EXERCISE GOAL: Copy the entries that appear below in full, leaving out any picture among them.

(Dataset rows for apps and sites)
=== Begin Enclosure ===

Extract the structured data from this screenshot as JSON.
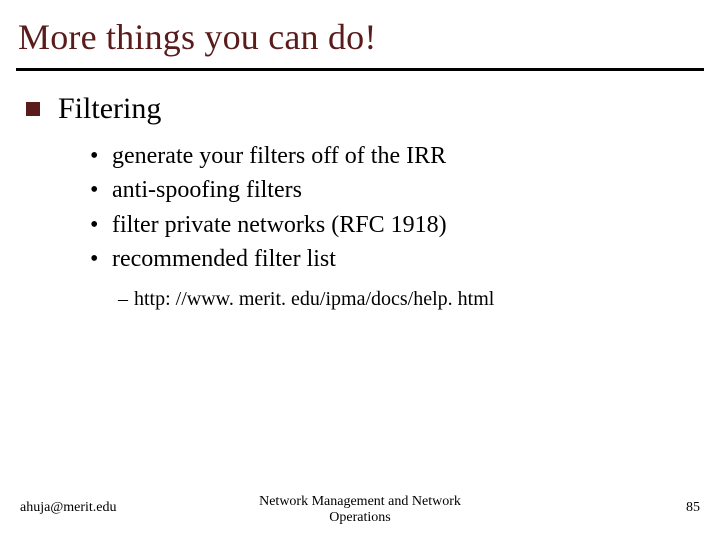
{
  "title": "More things you can do!",
  "body": {
    "heading": "Filtering",
    "items": [
      "generate your filters off of the IRR",
      "anti-spoofing filters",
      "filter private networks (RFC 1918)",
      "recommended filter list"
    ],
    "subitem": "http: //www. merit. edu/ipma/docs/help. html"
  },
  "footer": {
    "left": "ahuja@merit.edu",
    "center_line1": "Network Management and Network",
    "center_line2": "Operations",
    "page": "85"
  }
}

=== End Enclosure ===

WRITTEN ANSWER:
Extract the structured data from this screenshot as JSON.
{
  "title": "More things you can do!",
  "body": {
    "heading": "Filtering",
    "items": [
      "generate your filters off of the IRR",
      "anti-spoofing filters",
      "filter private networks (RFC 1918)",
      "recommended filter list"
    ],
    "subitem": "http: //www. merit. edu/ipma/docs/help. html"
  },
  "footer": {
    "left": "ahuja@merit.edu",
    "center_line1": "Network Management and Network",
    "center_line2": "Operations",
    "page": "85"
  }
}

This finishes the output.